====== Listed entries ======
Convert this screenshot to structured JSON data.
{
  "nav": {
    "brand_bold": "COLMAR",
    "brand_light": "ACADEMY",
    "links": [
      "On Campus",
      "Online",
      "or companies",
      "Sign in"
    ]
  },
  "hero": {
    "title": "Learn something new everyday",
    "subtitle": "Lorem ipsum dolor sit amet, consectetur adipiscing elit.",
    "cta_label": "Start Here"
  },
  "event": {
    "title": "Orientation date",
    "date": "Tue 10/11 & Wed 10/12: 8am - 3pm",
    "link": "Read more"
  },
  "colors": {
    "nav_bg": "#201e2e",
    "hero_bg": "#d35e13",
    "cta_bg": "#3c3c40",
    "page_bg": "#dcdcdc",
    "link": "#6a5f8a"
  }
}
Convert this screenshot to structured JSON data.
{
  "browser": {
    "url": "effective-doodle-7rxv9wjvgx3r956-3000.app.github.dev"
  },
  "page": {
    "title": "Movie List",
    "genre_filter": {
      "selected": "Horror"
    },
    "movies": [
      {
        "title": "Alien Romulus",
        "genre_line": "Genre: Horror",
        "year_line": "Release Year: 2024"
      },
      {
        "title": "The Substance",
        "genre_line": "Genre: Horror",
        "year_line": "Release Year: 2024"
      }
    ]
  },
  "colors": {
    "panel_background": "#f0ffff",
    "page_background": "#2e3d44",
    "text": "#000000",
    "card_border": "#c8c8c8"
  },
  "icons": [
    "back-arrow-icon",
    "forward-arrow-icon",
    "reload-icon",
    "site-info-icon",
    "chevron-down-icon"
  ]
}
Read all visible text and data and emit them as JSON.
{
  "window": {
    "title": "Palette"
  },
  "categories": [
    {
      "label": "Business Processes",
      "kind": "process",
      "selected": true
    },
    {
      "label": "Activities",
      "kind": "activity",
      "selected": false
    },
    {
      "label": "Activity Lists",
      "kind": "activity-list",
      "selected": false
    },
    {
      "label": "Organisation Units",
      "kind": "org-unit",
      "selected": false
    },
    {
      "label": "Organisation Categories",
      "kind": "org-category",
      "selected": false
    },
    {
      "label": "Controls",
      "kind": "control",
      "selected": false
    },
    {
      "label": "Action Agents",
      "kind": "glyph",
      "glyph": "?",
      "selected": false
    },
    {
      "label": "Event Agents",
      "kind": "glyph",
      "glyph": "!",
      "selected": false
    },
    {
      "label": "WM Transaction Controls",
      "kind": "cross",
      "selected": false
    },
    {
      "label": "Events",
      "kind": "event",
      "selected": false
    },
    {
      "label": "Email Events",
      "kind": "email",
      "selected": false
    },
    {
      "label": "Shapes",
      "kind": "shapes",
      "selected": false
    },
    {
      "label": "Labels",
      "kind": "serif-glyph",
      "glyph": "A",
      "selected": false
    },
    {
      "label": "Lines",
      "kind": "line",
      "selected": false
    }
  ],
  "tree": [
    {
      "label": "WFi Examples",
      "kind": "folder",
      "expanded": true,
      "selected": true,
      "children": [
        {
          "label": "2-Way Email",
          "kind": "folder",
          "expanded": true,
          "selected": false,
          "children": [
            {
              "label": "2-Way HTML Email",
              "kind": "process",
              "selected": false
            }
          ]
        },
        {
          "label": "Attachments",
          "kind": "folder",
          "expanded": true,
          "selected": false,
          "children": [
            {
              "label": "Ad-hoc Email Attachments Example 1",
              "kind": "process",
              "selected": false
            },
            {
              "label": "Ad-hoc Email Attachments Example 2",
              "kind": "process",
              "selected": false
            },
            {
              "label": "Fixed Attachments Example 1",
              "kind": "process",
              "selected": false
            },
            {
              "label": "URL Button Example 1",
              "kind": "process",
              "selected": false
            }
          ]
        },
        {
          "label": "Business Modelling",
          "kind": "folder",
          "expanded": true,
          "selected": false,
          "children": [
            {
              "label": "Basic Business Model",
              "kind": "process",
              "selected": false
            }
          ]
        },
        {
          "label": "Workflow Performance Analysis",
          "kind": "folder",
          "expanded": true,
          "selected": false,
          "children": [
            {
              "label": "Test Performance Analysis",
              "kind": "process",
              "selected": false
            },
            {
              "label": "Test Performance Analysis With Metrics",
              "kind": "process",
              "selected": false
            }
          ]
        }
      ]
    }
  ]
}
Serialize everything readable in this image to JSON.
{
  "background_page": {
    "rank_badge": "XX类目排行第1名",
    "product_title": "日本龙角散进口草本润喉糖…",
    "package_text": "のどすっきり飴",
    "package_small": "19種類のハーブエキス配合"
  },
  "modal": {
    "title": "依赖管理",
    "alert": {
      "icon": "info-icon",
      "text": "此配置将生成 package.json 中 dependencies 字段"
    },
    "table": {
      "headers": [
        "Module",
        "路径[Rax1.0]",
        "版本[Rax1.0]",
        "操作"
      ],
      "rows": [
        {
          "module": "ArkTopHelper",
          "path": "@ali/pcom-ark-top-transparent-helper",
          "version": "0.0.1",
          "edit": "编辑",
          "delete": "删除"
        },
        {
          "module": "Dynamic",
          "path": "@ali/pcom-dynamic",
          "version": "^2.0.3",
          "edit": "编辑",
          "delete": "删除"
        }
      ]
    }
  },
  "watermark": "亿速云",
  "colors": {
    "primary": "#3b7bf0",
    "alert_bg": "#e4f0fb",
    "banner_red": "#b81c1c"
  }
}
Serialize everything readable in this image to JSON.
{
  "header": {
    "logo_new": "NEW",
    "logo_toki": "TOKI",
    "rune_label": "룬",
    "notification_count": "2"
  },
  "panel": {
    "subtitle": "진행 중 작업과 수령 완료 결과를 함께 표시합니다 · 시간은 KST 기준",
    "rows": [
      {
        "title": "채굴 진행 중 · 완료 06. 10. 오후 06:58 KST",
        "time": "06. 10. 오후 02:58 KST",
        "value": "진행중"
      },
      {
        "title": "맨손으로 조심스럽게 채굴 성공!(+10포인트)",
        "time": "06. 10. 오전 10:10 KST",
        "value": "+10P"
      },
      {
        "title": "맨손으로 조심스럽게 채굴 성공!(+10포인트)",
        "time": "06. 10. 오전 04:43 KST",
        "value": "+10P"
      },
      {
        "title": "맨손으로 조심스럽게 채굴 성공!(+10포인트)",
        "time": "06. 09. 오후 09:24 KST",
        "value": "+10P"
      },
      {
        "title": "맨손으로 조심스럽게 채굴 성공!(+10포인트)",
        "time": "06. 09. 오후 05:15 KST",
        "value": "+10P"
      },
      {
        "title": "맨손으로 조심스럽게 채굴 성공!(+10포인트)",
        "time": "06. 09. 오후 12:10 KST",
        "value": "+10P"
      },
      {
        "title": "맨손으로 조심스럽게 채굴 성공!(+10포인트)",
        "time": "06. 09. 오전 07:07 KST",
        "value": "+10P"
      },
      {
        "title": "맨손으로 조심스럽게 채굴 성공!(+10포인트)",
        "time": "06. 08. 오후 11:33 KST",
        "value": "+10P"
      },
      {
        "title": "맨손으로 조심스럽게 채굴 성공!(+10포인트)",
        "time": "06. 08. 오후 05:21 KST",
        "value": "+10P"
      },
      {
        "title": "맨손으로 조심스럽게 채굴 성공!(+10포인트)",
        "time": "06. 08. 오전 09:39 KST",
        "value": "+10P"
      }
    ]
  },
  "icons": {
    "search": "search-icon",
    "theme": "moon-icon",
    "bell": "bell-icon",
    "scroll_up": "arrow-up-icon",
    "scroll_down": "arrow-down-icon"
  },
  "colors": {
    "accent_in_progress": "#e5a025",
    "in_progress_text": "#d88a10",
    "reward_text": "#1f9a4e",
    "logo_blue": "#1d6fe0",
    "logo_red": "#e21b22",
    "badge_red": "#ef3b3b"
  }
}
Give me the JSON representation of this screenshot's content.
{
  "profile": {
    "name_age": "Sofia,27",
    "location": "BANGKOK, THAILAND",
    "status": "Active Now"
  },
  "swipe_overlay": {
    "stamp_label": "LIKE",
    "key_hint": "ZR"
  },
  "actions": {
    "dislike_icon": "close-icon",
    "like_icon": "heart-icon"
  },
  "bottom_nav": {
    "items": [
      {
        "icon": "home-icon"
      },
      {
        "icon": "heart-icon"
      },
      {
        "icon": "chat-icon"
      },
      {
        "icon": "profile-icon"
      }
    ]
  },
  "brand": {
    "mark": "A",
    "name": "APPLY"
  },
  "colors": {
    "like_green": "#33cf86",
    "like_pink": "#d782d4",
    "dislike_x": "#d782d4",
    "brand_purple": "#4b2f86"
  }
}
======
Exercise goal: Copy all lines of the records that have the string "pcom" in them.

Answer for the task:
          "path": "@ali/pcom-ark-top-transparent-helper",
          "path": "@ali/pcom-dynamic",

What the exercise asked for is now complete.